February 21, 2022
On 15 February the world’s biggest mining company announced its half year results to December 2021. And the profits were huge, especially from coal.
2020-21 was a bit leaner than usual for BHP due to the impacts of the pandemic. But it stormed back in the last half year, almost entirely on the back on high prices in coal and iron ore.
Profit leapt from to US$9.5 billion from US$3.9 billion for the corresponding previous half year. On the basis of “underlying profit” that BHP prefers as it knocks out one-off impacts, profit leapt from US$9.9 billion to US$14.9 billion. And we are talking about just 6 months here, not the full year.
The big (well, big unless you are making such huge profits) adverse impact was the write-off of another US$822 million for costs rising from the Samarco dam failure in Brazil many years ago. That event has cost the company many billions, but they have managed to spread the impact over several years.
The single biggest source of revenue and profit remains Western Australia iron ore – with underlying EBITDA (cash) earnings increasing from US$10.2b to US$11.2b. That’s on revenue of US$15.8b – meaning most revenue is cash profit!
Coal came roaring back from a US$202m loss in the second half of 2020 to a massive US$2.6b cash profit for the 6 months to December 2021. The cash margin for Queensland Coal (mostly coking coal) was 51% ie. more than half of all revenue was cash profit.
The Mt Arthur thermal coal mine made good money too – moving from a US$130m loss to a cash operating profit of US$458m.
Nevertheless the Mt Arthur mine remains for sale as the company seeks to leave thermal coal production altogether. There were no details given on the sale process, which is taking longer than expected.
For the same reason – carbon emissions – the company is also in the process of shifting its oil and gas assets from BHP to Woodside via a merger of those assets.
There is little good news for workers in the results. The best is that the company had no fatalities across its operations.
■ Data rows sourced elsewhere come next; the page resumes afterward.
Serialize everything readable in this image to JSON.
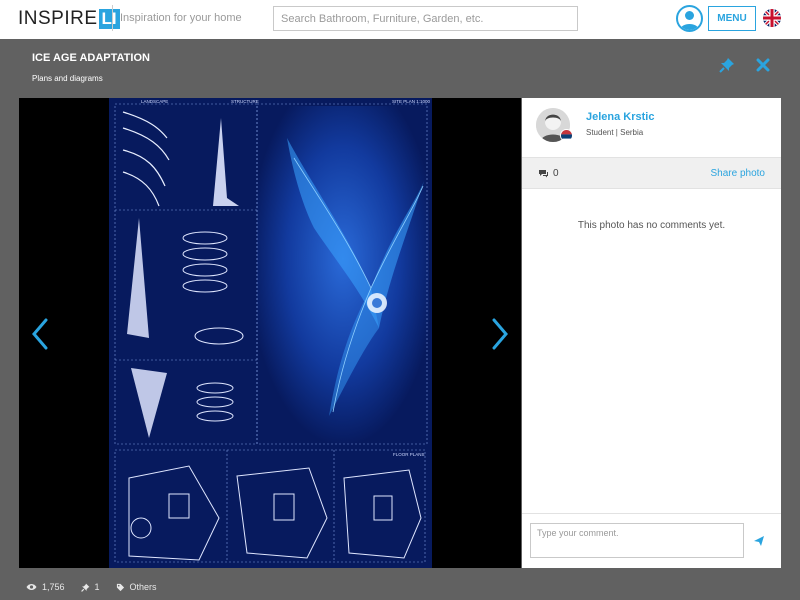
{
  "header": {
    "logo_text": "INSPIRE",
    "logo_box": "LI",
    "tagline": "Inspiration for your home",
    "search_placeholder": "Search Bathroom, Furniture, Garden, etc.",
    "menu_label": "MENU",
    "accent_color": "#2aa4df"
  },
  "photo": {
    "title": "ICE AGE ADAPTATION",
    "subtitle": "Plans and diagrams"
  },
  "author": {
    "name": "Jelena Krstic",
    "meta": "Student | Serbia"
  },
  "comments": {
    "count": "0",
    "share_label": "Share photo",
    "empty_text": "This photo has no comments yet.",
    "input_placeholder": "Type your comment."
  },
  "stats": {
    "views": "1,756",
    "pins": "1",
    "category": "Others"
  },
  "plan_labels": {
    "landscape": "LANDSCAPE",
    "structure": "STRUCTURE",
    "site_plan": "SITE PLAN 1:1000",
    "floor_plans": "FLOOR PLANS"
  }
}
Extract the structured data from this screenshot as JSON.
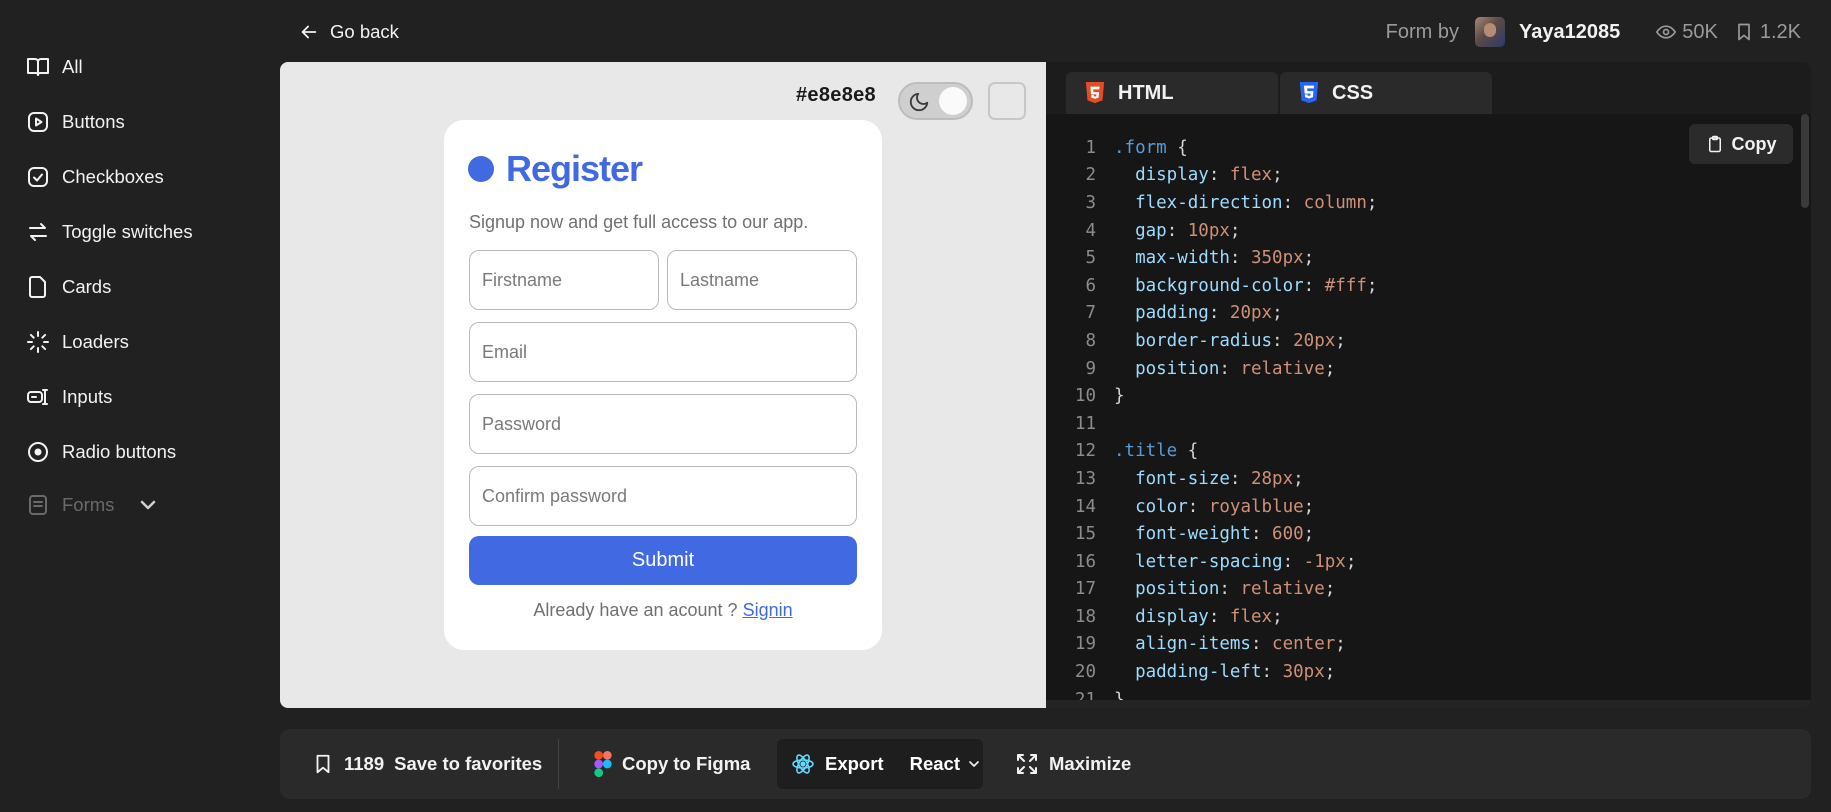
{
  "sidebar": {
    "items": [
      {
        "label": "All",
        "icon": "book-icon"
      },
      {
        "label": "Buttons",
        "icon": "play-circle-icon"
      },
      {
        "label": "Checkboxes",
        "icon": "check-circle-icon"
      },
      {
        "label": "Toggle switches",
        "icon": "arrows-swap-icon"
      },
      {
        "label": "Cards",
        "icon": "card-icon"
      },
      {
        "label": "Loaders",
        "icon": "loader-icon"
      },
      {
        "label": "Inputs",
        "icon": "input-icon"
      },
      {
        "label": "Radio buttons",
        "icon": "radio-icon"
      },
      {
        "label": "Forms",
        "icon": "form-icon"
      }
    ]
  },
  "header": {
    "back_label": "Go back",
    "form_by": "Form by",
    "username": "Yaya12085",
    "views": "50K",
    "saves": "1.2K"
  },
  "preview": {
    "bg_hex": "#e8e8e8",
    "form": {
      "title": "Register",
      "subtitle": "Signup now and get full access to our app.",
      "firstname_placeholder": "Firstname",
      "lastname_placeholder": "Lastname",
      "email_placeholder": "Email",
      "password_placeholder": "Password",
      "confirm_placeholder": "Confirm password",
      "submit_label": "Submit",
      "signin_text": "Already have an acount ?",
      "signin_link": "Signin"
    }
  },
  "code": {
    "tabs": [
      {
        "label": "HTML",
        "icon": "html5-icon"
      },
      {
        "label": "CSS",
        "icon": "css3-icon"
      }
    ],
    "active_tab": "CSS",
    "copy_label": "Copy",
    "lines": [
      [
        [
          "sel",
          ".form"
        ],
        [
          "pun",
          " {"
        ]
      ],
      [
        [
          "prop",
          "  display"
        ],
        [
          "pun",
          ": "
        ],
        [
          "val",
          "flex"
        ],
        [
          "pun",
          ";"
        ]
      ],
      [
        [
          "prop",
          "  flex-direction"
        ],
        [
          "pun",
          ": "
        ],
        [
          "val",
          "column"
        ],
        [
          "pun",
          ";"
        ]
      ],
      [
        [
          "prop",
          "  gap"
        ],
        [
          "pun",
          ": "
        ],
        [
          "val",
          "10px"
        ],
        [
          "pun",
          ";"
        ]
      ],
      [
        [
          "prop",
          "  max-width"
        ],
        [
          "pun",
          ": "
        ],
        [
          "val",
          "350px"
        ],
        [
          "pun",
          ";"
        ]
      ],
      [
        [
          "prop",
          "  background-color"
        ],
        [
          "pun",
          ": "
        ],
        [
          "val",
          "#fff"
        ],
        [
          "pun",
          ";"
        ]
      ],
      [
        [
          "prop",
          "  padding"
        ],
        [
          "pun",
          ": "
        ],
        [
          "val",
          "20px"
        ],
        [
          "pun",
          ";"
        ]
      ],
      [
        [
          "prop",
          "  border-radius"
        ],
        [
          "pun",
          ": "
        ],
        [
          "val",
          "20px"
        ],
        [
          "pun",
          ";"
        ]
      ],
      [
        [
          "prop",
          "  position"
        ],
        [
          "pun",
          ": "
        ],
        [
          "val",
          "relative"
        ],
        [
          "pun",
          ";"
        ]
      ],
      [
        [
          "pun",
          "}"
        ]
      ],
      [],
      [
        [
          "sel",
          ".title"
        ],
        [
          "pun",
          " {"
        ]
      ],
      [
        [
          "prop",
          "  font-size"
        ],
        [
          "pun",
          ": "
        ],
        [
          "val",
          "28px"
        ],
        [
          "pun",
          ";"
        ]
      ],
      [
        [
          "prop",
          "  color"
        ],
        [
          "pun",
          ": "
        ],
        [
          "val",
          "royalblue"
        ],
        [
          "pun",
          ";"
        ]
      ],
      [
        [
          "prop",
          "  font-weight"
        ],
        [
          "pun",
          ": "
        ],
        [
          "val",
          "600"
        ],
        [
          "pun",
          ";"
        ]
      ],
      [
        [
          "prop",
          "  letter-spacing"
        ],
        [
          "pun",
          ": "
        ],
        [
          "val",
          "-1px"
        ],
        [
          "pun",
          ";"
        ]
      ],
      [
        [
          "prop",
          "  position"
        ],
        [
          "pun",
          ": "
        ],
        [
          "val",
          "relative"
        ],
        [
          "pun",
          ";"
        ]
      ],
      [
        [
          "prop",
          "  display"
        ],
        [
          "pun",
          ": "
        ],
        [
          "val",
          "flex"
        ],
        [
          "pun",
          ";"
        ]
      ],
      [
        [
          "prop",
          "  align-items"
        ],
        [
          "pun",
          ": "
        ],
        [
          "val",
          "center"
        ],
        [
          "pun",
          ";"
        ]
      ],
      [
        [
          "prop",
          "  padding-left"
        ],
        [
          "pun",
          ": "
        ],
        [
          "val",
          "30px"
        ],
        [
          "pun",
          ";"
        ]
      ],
      [
        [
          "pun",
          "}"
        ]
      ]
    ]
  },
  "bottom_bar": {
    "favorites_count": "1189",
    "favorites_label": "Save to favorites",
    "figma_label": "Copy to Figma",
    "export_label": "Export",
    "framework_label": "React",
    "maximize_label": "Maximize"
  }
}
But the report and comments to analysts make it clear that the company remains committed to its Operations Services strategy of making large cuts to wages and conditions through the in-house labour contracting firm.
By National Research Director Peter Colley